We explore the history of the LBGT campaign and how students have contributed towards it.
“It doesn't matter if you love him, or capital H-I-M / Just put your paws up / 'cause you were born this way, baby”
So intones Stefani Joanne Angelina Germanotta in the 2011 song that became the anthem for the lesbian, gay, bi-sexual and trans community internationally. "When people ask me: ‘How gay are you, Lady Gaga?’ my answer is: 'I am a child of diversity'." And so an iconic, successful, multi-million-dollar selling artist advocates freedom in sexuality.
The fact that her message is well-received and largely unchallenged is symbolic of a culture increasingly accepting of diverse sexual orientations. This acceptance derives from the work of peoples fighting for fairness under the banner of LGBT rights.
But we only have to look back to a pre-1967 Britain to see that homosexual sex was an act prohibited by law. It took until 1993 for the government to remove homosexuality from its list of psychiatric disorders and the millennium finally saw the age of consent for homosexual sex equalised with heterosexual sex.
Such starkly unequal treatment has been addressed by the LGBT rights movement, first seen in the 1960s when groups identified themselves as such, and campaigned for social and legal equality.
The first organisation to protect gay rights on campus was the Queer Alliance of Columbia University, established in 1967. The Stonewall riots of 1969, which saw gay customers fighting against discrimination at a pub in Greenwich Village, marked the beginning of the LGBT movement in Britain.
Since then, groups protecting gay rights in businesses, services and organisations are increasingly commonplace. Societies for those who identify themselves as lesbian, gay, bisexual or trans stand alongside the sports teams, religious societies and thespian groups of universities.
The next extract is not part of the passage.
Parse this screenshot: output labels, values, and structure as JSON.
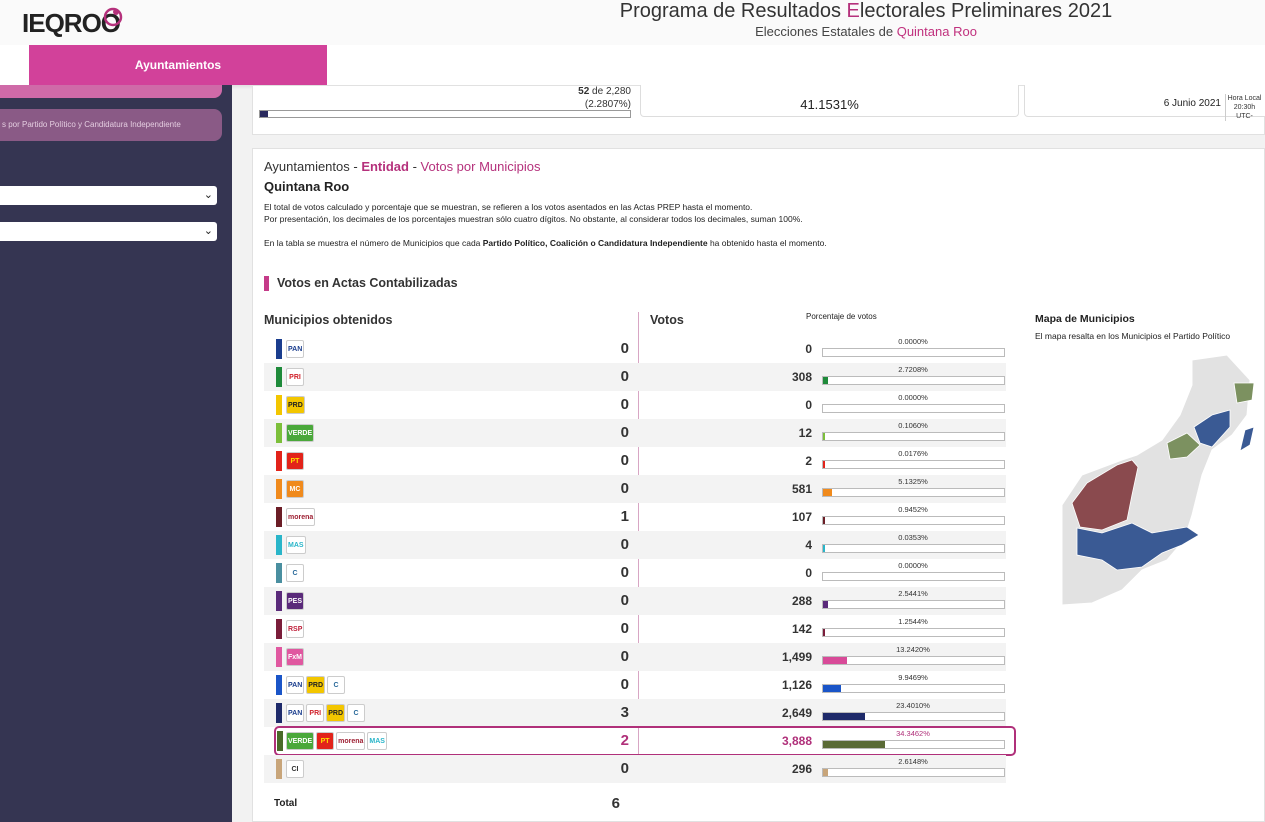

The Oxford University LGBTQ society ‘aims to provide a safe space for all members of the lesbian, gay, bisexual, trans and queer community and is focused on providing welfare and social events.’ This is a typical manifesto of LGBT organisations.
Although legal and social prejudice is ever declining, the societies offer protection against discrimination that certainly still exists. As recently as February this year the most senior Roman Catholic cleric in Britain, Cardinal Keith O’Brien, described government’s plans to advocate gay marriage as a "grotesque subversion of a universally accepted human right".
The LGBT campaign clearly still has a huge job to do, and will for a long time: the history of the struggle of people marginalised for sexual preference and variance is still being written. People can stand strongly unified under Gaga’s widely-shared message: “No matter gay, straight, or bi / Lesbian, transgendered life, / I'm on the right track baby, / I was born to survive.”